House-Senate conferees, rushing to finish the 96th Congress' lame-duck business, speedily agreed yesterday to a split-the-difference $632.4 billion budget for 1981 that anticipates a $27.4 billion deficit and a tax cut of $35 billion to $40 billion sometime during the year.

Meanwhile, another set of conferees, working on a $10 billion savings package, agreed to continue twice-a-year cost-of-living increases for retired federal workers. The Senate had wanted to save about $750 million annually by giving pension increases only once a year.

So hurried was the two-hour conference on the budget that it began before House conferees were officially designated, and ended before many details were worked out -- leaving lots of room for President-elect Ronald Reagan and the new Congress to have the final say on taxes and spending.

The tax cut provision allows for a revenue loss of $12.5 billion in the fiscal year ending Sept. 30, enough to accommodate up to $40 billion in tax cuts for the 1981 calendar year, or about what Reagan has discussed, according to committee aides. The conferees' proposal envisions business tax cuts retroactive to Jan. 1, and individual tax cuts to take effect July 1, although details of the legislation would be left to the new Congress.

The agreement is expected to go to the House and Senate floors for final action later this week, clearing away the major obstacle in the way of a scheduled adjournment by Dec. 5.

The slap-dash windup to the long, often painful, fiscal odyssey that started last spring with high hopes of a balanced budget increases the likelihood that Congress will have to pass yet another budget resolution as it considers tax and spending bills next year.

Republicans who will take over the Senate as well as the White House in January have argued from the start of the post-election session that major budget decisions should be left until next year.

Nevertheless, the basic outline of spending for fiscal 1981, which began last October and ends next September, includes a heavy emphasis on defense with cutbacks or slowdowns in the rate of growth for many social programs that the Democrats have championed over the years.

The $632.4 billion spending ceiling is $60 billion higher than spending for fiscal 1980, with most of the increase resulting from inflation and from the military buildup.
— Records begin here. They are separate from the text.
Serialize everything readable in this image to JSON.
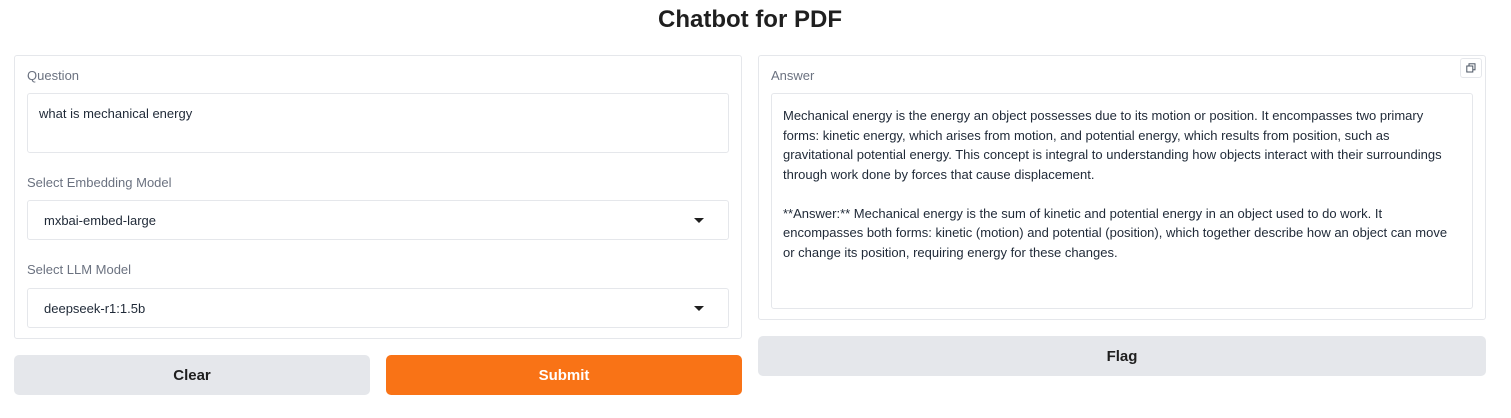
{
  "header": {
    "title": "Chatbot for PDF"
  },
  "question": {
    "label": "Question",
    "value": "what is mechanical energy"
  },
  "embedding": {
    "label": "Select Embedding Model",
    "selected": "mxbai-embed-large"
  },
  "llm": {
    "label": "Select LLM Model",
    "selected": "deepseek-r1:1.5b"
  },
  "answer": {
    "label": "Answer",
    "paragraphs": [
      "Mechanical energy is the energy an object possesses due to its motion or position. It encompasses two primary forms: kinetic energy, which arises from motion, and potential energy, which results from position, such as gravitational potential energy. This concept is integral to understanding how objects interact with their surroundings through work done by forces that cause displacement.",
      "**Answer:** Mechanical energy is the sum of kinetic and potential energy in an object used to do work. It encompasses both forms: kinetic (motion) and potential (position), which together describe how an object can move or change its position, requiring energy for these changes."
    ]
  },
  "buttons": {
    "clear": "Clear",
    "submit": "Submit",
    "flag": "Flag"
  },
  "icons": {
    "copy": "copy-icon",
    "dropdown": "chevron-down-icon"
  },
  "colors": {
    "submit": "#f97316",
    "secondary": "#e5e7eb"
  }
}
The deficit of $27.4 billion would be roughly half the 1980 deficit of $59 billion but a far cry from the modest surplus that Congress approved in its budget targets last summer.

Despite the increase in spending numbers, the budget actually calls for a 1.4 percent reduction in overall spending in real-dollar terms, after discounting the effect of inflation on federal revenues, according to Senate Budget Committee Chairman Ernest F. Hollings (D-S.C.). For discretionary domestic programs, the cuts amount to more than 15 percent, Hollings told the Senate on Tuesday.

The speedy conference action came almost immediately after the Senate wound up its budget resolution by voting to double its Budget Committee's proposed deficit to accommodate a tax cut of up to $39 billion on Jan. 1. The House had provided in its resolution for a tax cut of about $30 billion to take effect July 1.

Senate Democrats agreed only a week ago to postpone the tax cut issue until next year, but 18 Democrats joined most Republicans in the 58-to-36 vote to increase the projected deficit from $17.9 billion to $34.7 billion to make room for the tax cut.

The conferees' decision to set the deficit at $27.4 billion was a compromise between the final Senate figure and the $25 billion deficit approved earlier by the House, tilting strongly toward the House position. In the conference, House Budget Committee Chairman Robert N. Giaimo (D-Conn.) contended that a larger deficit would be impossible to pass in the House.

The Senate vote to enlarge the deficit came over strong objections from Hollings and the Senate Budget Committee's ranking minority member, Sen. Henry Bellmon (R-Okla.), who argued that a deficit increase would only fuel inflation.

"This is a vote for inflation . . . to increase the burden of government," complained Hollings, who ridiculed the Republican Kemp-Roth proposal for a 30 percent tax cut over three years as a "Mickey-Mouse, across-the-board, give-'em-a-free-lunch" tax cut.

Bellmon said the tax cut could drive the deficit for fiscal 1981 as high as $50 billion, which he said would be the third highest in history. It would be analogous, he said, to an overstrained corporation borrowing money at high interest rates to pay dividends.

But Republican tax cut champions, joined by Democrats ranging from Sen. Bill Bradley (N.J.) to David L. Boren (Okla.), argued that the voters had, in effect, demanded tax relief in the elections earlier this month. A tax cut is inevitable next year, argues Sen. William V. Roth (R-Del.), a cosponsor of the Kemp-Roth proposal, so why not pave the way now for swift action early next year?

The Senate vote on passage of the budget resolution was 48 to 46, an unusually close margin for the Senate, with many Democrats who opposed the tax cut provision voting against the resolution.

Among Washington-area senators, Harry F. Byrd Jr. (Ind-Va.), John W. Warner (R-Va.) and Paul S. Sarbanes (D-Md.) voted against the resolution. Among the three, only Sarbanes opposed the tax cut inclusion. Sen. Charles Mathias (R-Md.) was not recorded on either vote.